TASK PROMPT:
Copy the entries below word for word, but omit any pictures they contain.

STUDY MATERIAL:
---

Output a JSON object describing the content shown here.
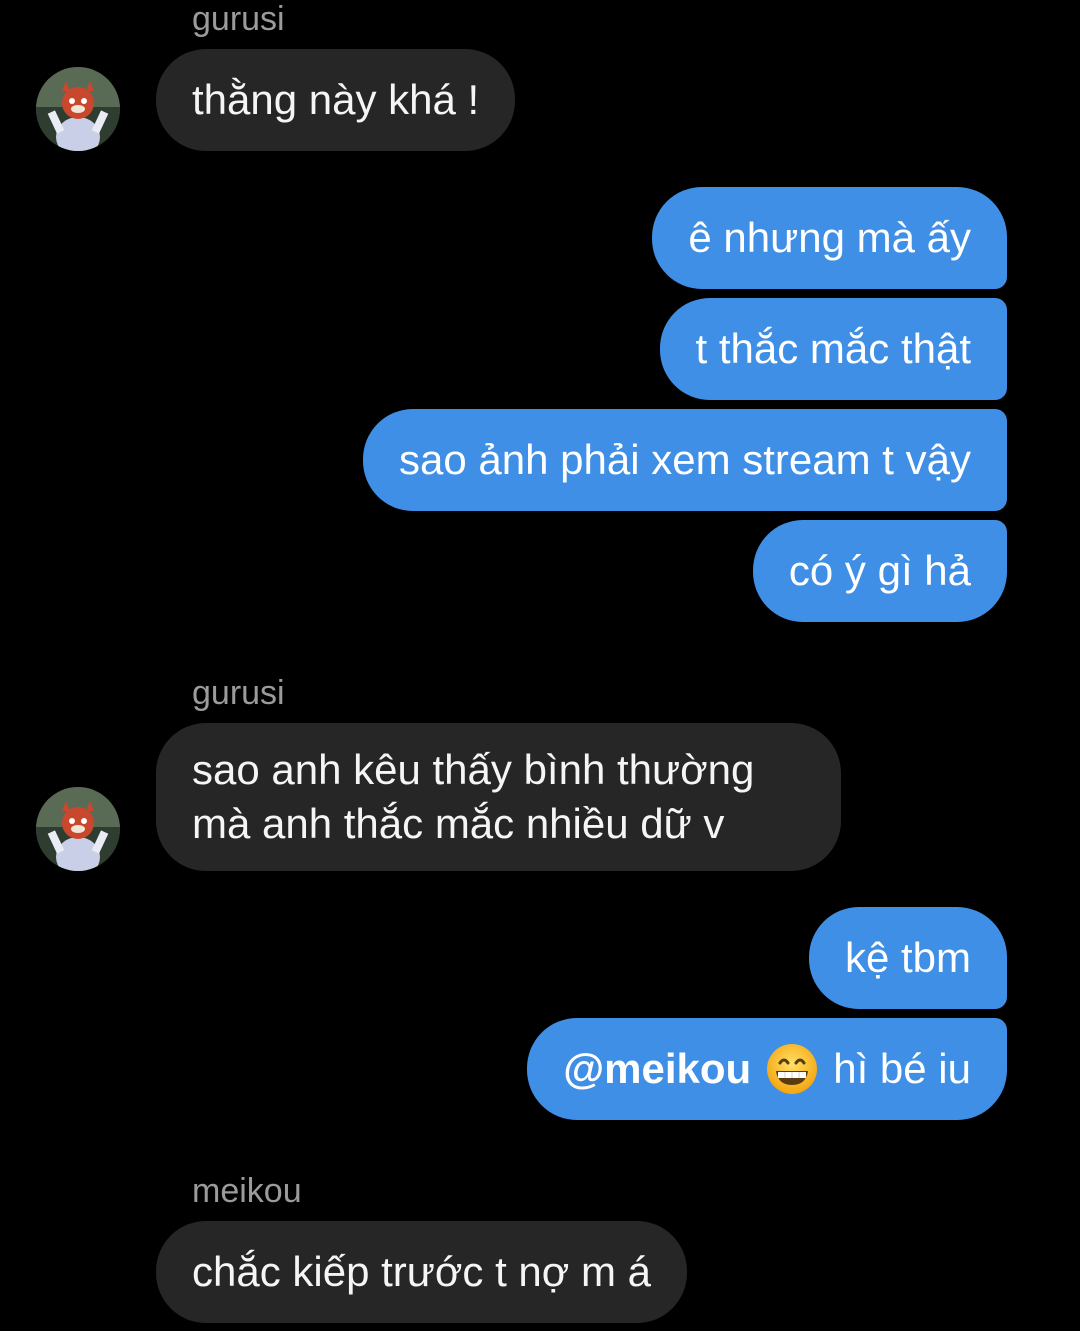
{
  "messages": {
    "m1": {
      "sender": "gurusi",
      "text": "thằng này khá !"
    },
    "m2": {
      "text": "ê nhưng mà ấy"
    },
    "m3": {
      "text": "t thắc mắc thật"
    },
    "m4": {
      "text": "sao ảnh phải xem stream t vậy"
    },
    "m5": {
      "text": "có ý gì hả"
    },
    "m6": {
      "sender": "gurusi",
      "line1": "sao anh kêu thấy bình thường",
      "line2": "mà anh thắc mắc nhiều dữ v"
    },
    "m7": {
      "text": "kệ tbm"
    },
    "m8": {
      "mention": "@meikou",
      "emoji": "grinning-face-emoji",
      "text": "hì bé iu"
    },
    "m9": {
      "sender": "meikou",
      "text": "chắc kiếp trước t nợ m á"
    }
  },
  "colors": {
    "background": "#000000",
    "incoming_bubble": "#262626",
    "outgoing_bubble": "#3f8fe6",
    "sender_name": "#9b9b9b"
  }
}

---

SOLVED EXERCISE:
Output a JSON object describing the content shown here.
{
  "messages": {
    "m1": {
      "sender": "gurusi",
      "text": "thằng này khá !"
    },
    "m2": {
      "text": "ê nhưng mà ấy"
    },
    "m3": {
      "text": "t thắc mắc thật"
    },
    "m4": {
      "text": "sao ảnh phải xem stream t vậy"
    },
    "m5": {
      "text": "có ý gì hả"
    },
    "m6": {
      "sender": "gurusi",
      "line1": "sao anh kêu thấy bình thường",
      "line2": "mà anh thắc mắc nhiều dữ v"
    },
    "m7": {
      "text": "kệ tbm"
    },
    "m8": {
      "mention": "@meikou",
      "emoji": "grinning-face-emoji",
      "text": "hì bé iu"
    },
    "m9": {
      "sender": "meikou",
      "text": "chắc kiếp trước t nợ m á"
    }
  },
  "colors": {
    "background": "#000000",
    "incoming_bubble": "#262626",
    "outgoing_bubble": "#3f8fe6",
    "sender_name": "#9b9b9b"
  }
}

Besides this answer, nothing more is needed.